● PROBLEM TO SOLVE:
Exactly as written, reproduce all of the entries.

● TASK INPUTS:
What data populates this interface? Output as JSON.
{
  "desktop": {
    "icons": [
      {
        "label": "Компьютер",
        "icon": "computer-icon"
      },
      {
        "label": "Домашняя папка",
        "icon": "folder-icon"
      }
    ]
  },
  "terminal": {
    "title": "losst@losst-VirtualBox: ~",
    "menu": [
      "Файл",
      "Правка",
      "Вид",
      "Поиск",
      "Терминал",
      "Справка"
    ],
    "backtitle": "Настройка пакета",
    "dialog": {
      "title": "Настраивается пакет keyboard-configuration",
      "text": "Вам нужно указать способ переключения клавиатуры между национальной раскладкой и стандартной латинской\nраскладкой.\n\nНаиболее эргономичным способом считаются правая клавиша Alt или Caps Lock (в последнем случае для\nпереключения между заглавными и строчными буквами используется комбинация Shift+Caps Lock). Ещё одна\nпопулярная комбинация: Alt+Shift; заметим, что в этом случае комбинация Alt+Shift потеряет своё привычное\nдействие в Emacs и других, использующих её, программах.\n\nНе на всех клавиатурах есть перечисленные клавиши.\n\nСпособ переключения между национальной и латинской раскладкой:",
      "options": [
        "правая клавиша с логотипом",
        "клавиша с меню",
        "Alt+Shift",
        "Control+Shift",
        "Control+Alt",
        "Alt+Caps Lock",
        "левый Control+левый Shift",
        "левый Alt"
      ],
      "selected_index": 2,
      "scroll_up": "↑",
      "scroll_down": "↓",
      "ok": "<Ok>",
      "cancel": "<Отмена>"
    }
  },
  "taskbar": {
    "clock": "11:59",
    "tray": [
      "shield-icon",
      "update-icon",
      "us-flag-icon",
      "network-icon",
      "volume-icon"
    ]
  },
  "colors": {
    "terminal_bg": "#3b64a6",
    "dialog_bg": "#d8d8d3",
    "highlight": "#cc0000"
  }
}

● ANSWER SPACE:
What data populates this interface? Output as JSON.
{
  "desktop": {
    "icons": [
      {
        "label": "Компьютер",
        "icon": "computer-icon"
      },
      {
        "label": "Домашняя папка",
        "icon": "folder-icon"
      }
    ]
  },
  "terminal": {
    "title": "losst@losst-VirtualBox: ~",
    "menu": [
      "Файл",
      "Правка",
      "Вид",
      "Поиск",
      "Терминал",
      "Справка"
    ],
    "backtitle": "Настройка пакета",
    "dialog": {
      "title": "Настраивается пакет keyboard-configuration",
      "text": "Вам нужно указать способ переключения клавиатуры между национальной раскладкой и стандартной латинской\nраскладкой.\n\nНаиболее эргономичным способом считаются правая клавиша Alt или Caps Lock (в последнем случае для\nпереключения между заглавными и строчными буквами используется комбинация Shift+Caps Lock). Ещё одна\nпопулярная комбинация: Alt+Shift; заметим, что в этом случае комбинация Alt+Shift потеряет своё привычное\nдействие в Emacs и других, использующих её, программах.\n\nНе на всех клавиатурах есть перечисленные клавиши.\n\nСпособ переключения между национальной и латинской раскладкой:",
      "options": [
        "правая клавиша с логотипом",
        "клавиша с меню",
        "Alt+Shift",
        "Control+Shift",
        "Control+Alt",
        "Alt+Caps Lock",
        "левый Control+левый Shift",
        "левый Alt"
      ],
      "selected_index": 2,
      "scroll_up": "↑",
      "scroll_down": "↓",
      "ok": "<Ok>",
      "cancel": "<Отмена>"
    }
  },
  "taskbar": {
    "clock": "11:59",
    "tray": [
      "shield-icon",
      "update-icon",
      "us-flag-icon",
      "network-icon",
      "volume-icon"
    ]
  },
  "colors": {
    "terminal_bg": "#3b64a6",
    "dialog_bg": "#d8d8d3",
    "highlight": "#cc0000"
  }
}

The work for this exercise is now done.